══ DATA FOR PROCESSING
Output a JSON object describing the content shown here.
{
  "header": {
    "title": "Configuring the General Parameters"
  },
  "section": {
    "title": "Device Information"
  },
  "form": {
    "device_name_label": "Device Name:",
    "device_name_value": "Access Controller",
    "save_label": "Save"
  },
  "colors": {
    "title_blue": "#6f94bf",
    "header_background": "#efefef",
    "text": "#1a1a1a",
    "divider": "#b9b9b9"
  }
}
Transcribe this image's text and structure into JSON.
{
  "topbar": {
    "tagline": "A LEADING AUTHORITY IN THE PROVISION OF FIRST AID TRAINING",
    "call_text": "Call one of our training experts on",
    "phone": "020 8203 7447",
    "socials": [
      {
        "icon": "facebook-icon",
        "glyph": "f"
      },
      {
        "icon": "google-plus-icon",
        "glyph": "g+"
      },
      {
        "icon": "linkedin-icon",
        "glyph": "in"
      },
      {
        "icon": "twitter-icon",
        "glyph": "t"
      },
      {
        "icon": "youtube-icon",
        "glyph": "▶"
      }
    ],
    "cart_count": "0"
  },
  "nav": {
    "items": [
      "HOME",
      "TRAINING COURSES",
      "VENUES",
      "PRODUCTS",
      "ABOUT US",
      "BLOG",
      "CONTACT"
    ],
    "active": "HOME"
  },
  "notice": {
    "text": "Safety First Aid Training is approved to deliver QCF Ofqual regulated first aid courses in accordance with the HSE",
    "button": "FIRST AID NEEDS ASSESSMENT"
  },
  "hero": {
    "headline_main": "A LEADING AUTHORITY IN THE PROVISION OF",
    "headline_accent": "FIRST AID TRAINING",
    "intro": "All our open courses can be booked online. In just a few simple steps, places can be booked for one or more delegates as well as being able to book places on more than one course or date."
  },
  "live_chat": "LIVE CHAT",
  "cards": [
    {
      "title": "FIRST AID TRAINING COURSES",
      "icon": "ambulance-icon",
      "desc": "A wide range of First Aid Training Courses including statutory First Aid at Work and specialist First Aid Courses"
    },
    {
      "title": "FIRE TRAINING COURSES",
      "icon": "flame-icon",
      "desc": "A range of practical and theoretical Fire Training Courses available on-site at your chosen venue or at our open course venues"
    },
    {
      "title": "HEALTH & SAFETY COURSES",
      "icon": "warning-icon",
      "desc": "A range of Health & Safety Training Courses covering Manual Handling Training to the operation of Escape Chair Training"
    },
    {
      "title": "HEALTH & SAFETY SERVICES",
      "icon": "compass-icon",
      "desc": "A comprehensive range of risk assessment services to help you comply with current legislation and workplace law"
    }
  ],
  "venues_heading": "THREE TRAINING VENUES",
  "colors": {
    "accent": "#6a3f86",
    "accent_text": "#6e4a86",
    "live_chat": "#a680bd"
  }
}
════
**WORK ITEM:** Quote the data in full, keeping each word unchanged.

**ANSWER:**
Output a JSON object describing the content shown here.
{
  "header": {
    "title": "Configuring the General Parameters"
  },
  "section": {
    "title": "Device Information"
  },
  "form": {
    "device_name_label": "Device Name:",
    "device_name_value": "Access Controller",
    "save_label": "Save"
  },
  "colors": {
    "title_blue": "#6f94bf",
    "header_background": "#efefef",
    "text": "#1a1a1a",
    "divider": "#b9b9b9"
  }
}
Transcribe this image's text and structure into JSON.
{
  "topbar": {
    "tagline": "A LEADING AUTHORITY IN THE PROVISION OF FIRST AID TRAINING",
    "call_text": "Call one of our training experts on",
    "phone": "020 8203 7447",
    "socials": [
      {
        "icon": "facebook-icon",
        "glyph": "f"
      },
      {
        "icon": "google-plus-icon",
        "glyph": "g+"
      },
      {
        "icon": "linkedin-icon",
        "glyph": "in"
      },
      {
        "icon": "twitter-icon",
        "glyph": "t"
      },
      {
        "icon": "youtube-icon",
        "glyph": "▶"
      }
    ],
    "cart_count": "0"
  },
  "nav": {
    "items": [
      "HOME",
      "TRAINING COURSES",
      "VENUES",
      "PRODUCTS",
      "ABOUT US",
      "BLOG",
      "CONTACT"
    ],
    "active": "HOME"
  },
  "notice": {
    "text": "Safety First Aid Training is approved to deliver QCF Ofqual regulated first aid courses in accordance with the HSE",
    "button": "FIRST AID NEEDS ASSESSMENT"
  },
  "hero": {
    "headline_main": "A LEADING AUTHORITY IN THE PROVISION OF",
    "headline_accent": "FIRST AID TRAINING",
    "intro": "All our open courses can be booked online. In just a few simple steps, places can be booked for one or more delegates as well as being able to book places on more than one course or date."
  },
  "live_chat": "LIVE CHAT",
  "cards": [
    {
      "title": "FIRST AID TRAINING COURSES",
      "icon": "ambulance-icon",
      "desc": "A wide range of First Aid Training Courses including statutory First Aid at Work and specialist First Aid Courses"
    },
    {
      "title": "FIRE TRAINING COURSES",
      "icon": "flame-icon",
      "desc": "A range of practical and theoretical Fire Training Courses available on-site at your chosen venue or at our open course venues"
    },
    {
      "title": "HEALTH & SAFETY COURSES",
      "icon": "warning-icon",
      "desc": "A range of Health & Safety Training Courses covering Manual Handling Training to the operation of Escape Chair Training"
    },
    {
      "title": "HEALTH & SAFETY SERVICES",
      "icon": "compass-icon",
      "desc": "A comprehensive range of risk assessment services to help you comply with current legislation and workplace law"
    }
  ],
  "venues_heading": "THREE TRAINING VENUES",
  "colors": {
    "accent": "#6a3f86",
    "accent_text": "#6e4a86",
    "live_chat": "#a680bd"
  }
}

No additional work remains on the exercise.